__The problem__
The data below should be copied over with complete accuracy.

__Records to use__
————————
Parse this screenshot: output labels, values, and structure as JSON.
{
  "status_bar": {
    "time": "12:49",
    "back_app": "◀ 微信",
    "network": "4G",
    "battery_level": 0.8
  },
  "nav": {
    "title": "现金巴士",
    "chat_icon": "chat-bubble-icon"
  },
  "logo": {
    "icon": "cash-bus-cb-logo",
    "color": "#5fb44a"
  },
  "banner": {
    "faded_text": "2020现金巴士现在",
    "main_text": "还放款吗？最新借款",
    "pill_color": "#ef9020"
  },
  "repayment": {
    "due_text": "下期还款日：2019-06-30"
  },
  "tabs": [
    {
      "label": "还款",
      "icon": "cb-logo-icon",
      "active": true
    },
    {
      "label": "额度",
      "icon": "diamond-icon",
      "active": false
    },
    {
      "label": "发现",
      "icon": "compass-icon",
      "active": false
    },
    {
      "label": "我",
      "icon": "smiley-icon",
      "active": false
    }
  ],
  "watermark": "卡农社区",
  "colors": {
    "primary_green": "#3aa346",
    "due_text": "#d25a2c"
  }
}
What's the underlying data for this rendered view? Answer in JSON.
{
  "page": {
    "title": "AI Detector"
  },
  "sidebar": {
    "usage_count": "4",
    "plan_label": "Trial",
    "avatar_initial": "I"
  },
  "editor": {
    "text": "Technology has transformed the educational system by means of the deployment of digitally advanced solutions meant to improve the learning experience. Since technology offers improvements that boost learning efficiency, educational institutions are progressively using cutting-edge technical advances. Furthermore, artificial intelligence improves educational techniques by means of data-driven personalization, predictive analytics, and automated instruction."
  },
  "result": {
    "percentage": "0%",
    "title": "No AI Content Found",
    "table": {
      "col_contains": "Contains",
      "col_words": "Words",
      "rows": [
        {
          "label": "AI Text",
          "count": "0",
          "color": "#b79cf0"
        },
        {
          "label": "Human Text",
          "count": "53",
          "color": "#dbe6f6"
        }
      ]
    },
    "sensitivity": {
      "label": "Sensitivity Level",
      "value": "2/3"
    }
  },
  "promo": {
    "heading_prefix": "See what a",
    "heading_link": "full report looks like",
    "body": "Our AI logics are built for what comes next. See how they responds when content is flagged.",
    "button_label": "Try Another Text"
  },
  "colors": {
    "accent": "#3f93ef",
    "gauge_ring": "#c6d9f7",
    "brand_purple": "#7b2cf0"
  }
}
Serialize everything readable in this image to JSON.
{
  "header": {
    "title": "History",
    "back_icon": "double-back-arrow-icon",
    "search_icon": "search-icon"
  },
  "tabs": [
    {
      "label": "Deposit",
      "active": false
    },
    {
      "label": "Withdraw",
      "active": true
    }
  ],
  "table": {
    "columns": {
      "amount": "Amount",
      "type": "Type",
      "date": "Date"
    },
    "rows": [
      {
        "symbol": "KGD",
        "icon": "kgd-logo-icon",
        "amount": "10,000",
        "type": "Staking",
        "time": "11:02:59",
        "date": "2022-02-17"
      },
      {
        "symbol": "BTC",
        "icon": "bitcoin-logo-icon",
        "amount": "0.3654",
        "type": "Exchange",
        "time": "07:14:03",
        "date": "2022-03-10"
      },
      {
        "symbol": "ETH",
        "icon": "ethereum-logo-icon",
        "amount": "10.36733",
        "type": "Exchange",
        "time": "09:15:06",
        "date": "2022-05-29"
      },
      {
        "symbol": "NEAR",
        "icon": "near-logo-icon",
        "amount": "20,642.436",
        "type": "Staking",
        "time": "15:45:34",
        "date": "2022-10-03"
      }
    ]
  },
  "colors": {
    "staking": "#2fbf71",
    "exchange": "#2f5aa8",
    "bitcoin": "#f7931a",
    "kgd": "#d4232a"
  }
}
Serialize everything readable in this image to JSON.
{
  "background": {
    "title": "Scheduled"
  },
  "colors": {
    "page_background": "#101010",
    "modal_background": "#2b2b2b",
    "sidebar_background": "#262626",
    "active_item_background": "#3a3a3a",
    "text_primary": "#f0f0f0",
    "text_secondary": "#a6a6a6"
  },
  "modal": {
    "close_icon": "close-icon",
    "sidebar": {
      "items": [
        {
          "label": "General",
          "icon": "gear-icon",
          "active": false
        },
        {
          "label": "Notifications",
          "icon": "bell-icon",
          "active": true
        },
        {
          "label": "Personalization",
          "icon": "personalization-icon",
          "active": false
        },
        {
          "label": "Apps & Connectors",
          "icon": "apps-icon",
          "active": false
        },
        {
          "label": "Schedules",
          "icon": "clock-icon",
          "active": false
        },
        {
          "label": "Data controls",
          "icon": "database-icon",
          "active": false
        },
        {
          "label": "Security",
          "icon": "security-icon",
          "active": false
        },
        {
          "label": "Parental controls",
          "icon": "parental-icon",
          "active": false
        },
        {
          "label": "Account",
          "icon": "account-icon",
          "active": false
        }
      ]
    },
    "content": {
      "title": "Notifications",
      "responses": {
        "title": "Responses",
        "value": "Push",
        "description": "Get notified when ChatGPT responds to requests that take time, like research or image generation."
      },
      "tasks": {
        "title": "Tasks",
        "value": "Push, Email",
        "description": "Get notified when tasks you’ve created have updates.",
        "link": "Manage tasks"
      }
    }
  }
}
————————
__Exercise result__
Parse this screenshot: output labels, values, and structure as JSON.
{
  "status_bar": {
    "time": "12:49",
    "back_app": "◀ 微信",
    "network": "4G",
    "battery_level": 0.8
  },
  "nav": {
    "title": "现金巴士",
    "chat_icon": "chat-bubble-icon"
  },
  "logo": {
    "icon": "cash-bus-cb-logo",
    "color": "#5fb44a"
  },
  "banner": {
    "faded_text": "2020现金巴士现在",
    "main_text": "还放款吗？最新借款",
    "pill_color": "#ef9020"
  },
  "repayment": {
    "due_text": "下期还款日：2019-06-30"
  },
  "tabs": [
    {
      "label": "还款",
      "icon": "cb-logo-icon",
      "active": true
    },
    {
      "label": "额度",
      "icon": "diamond-icon",
      "active": false
    },
    {
      "label": "发现",
      "icon": "compass-icon",
      "active": false
    },
    {
      "label": "我",
      "icon": "smiley-icon",
      "active": false
    }
  ],
  "watermark": "卡农社区",
  "colors": {
    "primary_green": "#3aa346",
    "due_text": "#d25a2c"
  }
}
What's the underlying data for this rendered view? Answer in JSON.
{
  "page": {
    "title": "AI Detector"
  },
  "sidebar": {
    "usage_count": "4",
    "plan_label": "Trial",
    "avatar_initial": "I"
  },
  "editor": {
    "text": "Technology has transformed the educational system by means of the deployment of digitally advanced solutions meant to improve the learning experience. Since technology offers improvements that boost learning efficiency, educational institutions are progressively using cutting-edge technical advances. Furthermore, artificial intelligence improves educational techniques by means of data-driven personalization, predictive analytics, and automated instruction."
  },
  "result": {
    "percentage": "0%",
    "title": "No AI Content Found",
    "table": {
      "col_contains": "Contains",
      "col_words": "Words",
      "rows": [
        {
          "label": "AI Text",
          "count": "0",
          "color": "#b79cf0"
        },
        {
          "label": "Human Text",
          "count": "53",
          "color": "#dbe6f6"
        }
      ]
    },
    "sensitivity": {
      "label": "Sensitivity Level",
      "value": "2/3"
    }
  },
  "promo": {
    "heading_prefix": "See what a",
    "heading_link": "full report looks like",
    "body": "Our AI logics are built for what comes next. See how they responds when content is flagged.",
    "button_label": "Try Another Text"
  },
  "colors": {
    "accent": "#3f93ef",
    "gauge_ring": "#c6d9f7",
    "brand_purple": "#7b2cf0"
  }
}
Serialize everything readable in this image to JSON.
{
  "header": {
    "title": "History",
    "back_icon": "double-back-arrow-icon",
    "search_icon": "search-icon"
  },
  "tabs": [
    {
      "label": "Deposit",
      "active": false
    },
    {
      "label": "Withdraw",
      "active": true
    }
  ],
  "table": {
    "columns": {
      "amount": "Amount",
      "type": "Type",
      "date": "Date"
    },
    "rows": [
      {
        "symbol": "KGD",
        "icon": "kgd-logo-icon",
        "amount": "10,000",
        "type": "Staking",
        "time": "11:02:59",
        "date": "2022-02-17"
      },
      {
        "symbol": "BTC",
        "icon": "bitcoin-logo-icon",
        "amount": "0.3654",
        "type": "Exchange",
        "time": "07:14:03",
        "date": "2022-03-10"
      },
      {
        "symbol": "ETH",
        "icon": "ethereum-logo-icon",
        "amount": "10.36733",
        "type": "Exchange",
        "time": "09:15:06",
        "date": "2022-05-29"
      },
      {
        "symbol": "NEAR",
        "icon": "near-logo-icon",
        "amount": "20,642.436",
        "type": "Staking",
        "time": "15:45:34",
        "date": "2022-10-03"
      }
    ]
  },
  "colors": {
    "staking": "#2fbf71",
    "exchange": "#2f5aa8",
    "bitcoin": "#f7931a",
    "kgd": "#d4232a"
  }
}
Serialize everything readable in this image to JSON.
{
  "background": {
    "title": "Scheduled"
  },
  "colors": {
    "page_background": "#101010",
    "modal_background": "#2b2b2b",
    "sidebar_background": "#262626",
    "active_item_background": "#3a3a3a",
    "text_primary": "#f0f0f0",
    "text_secondary": "#a6a6a6"
  },
  "modal": {
    "close_icon": "close-icon",
    "sidebar": {
      "items": [
        {
          "label": "General",
          "icon": "gear-icon",
          "active": false
        },
        {
          "label": "Notifications",
          "icon": "bell-icon",
          "active": true
        },
        {
          "label": "Personalization",
          "icon": "personalization-icon",
          "active": false
        },
        {
          "label": "Apps & Connectors",
          "icon": "apps-icon",
          "active": false
        },
        {
          "label": "Schedules",
          "icon": "clock-icon",
          "active": false
        },
        {
          "label": "Data controls",
          "icon": "database-icon",
          "active": false
        },
        {
          "label": "Security",
          "icon": "security-icon",
          "active": false
        },
        {
          "label": "Parental controls",
          "icon": "parental-icon",
          "active": false
        },
        {
          "label": "Account",
          "icon": "account-icon",
          "active": false
        }
      ]
    },
    "content": {
      "title": "Notifications",
      "responses": {
        "title": "Responses",
        "value": "Push",
        "description": "Get notified when ChatGPT responds to requests that take time, like research or image generation."
      },
      "tasks": {
        "title": "Tasks",
        "value": "Push, Email",
        "description": "Get notified when tasks you’ve created have updates.",
        "link": "Manage tasks"
      }
    }
  }
}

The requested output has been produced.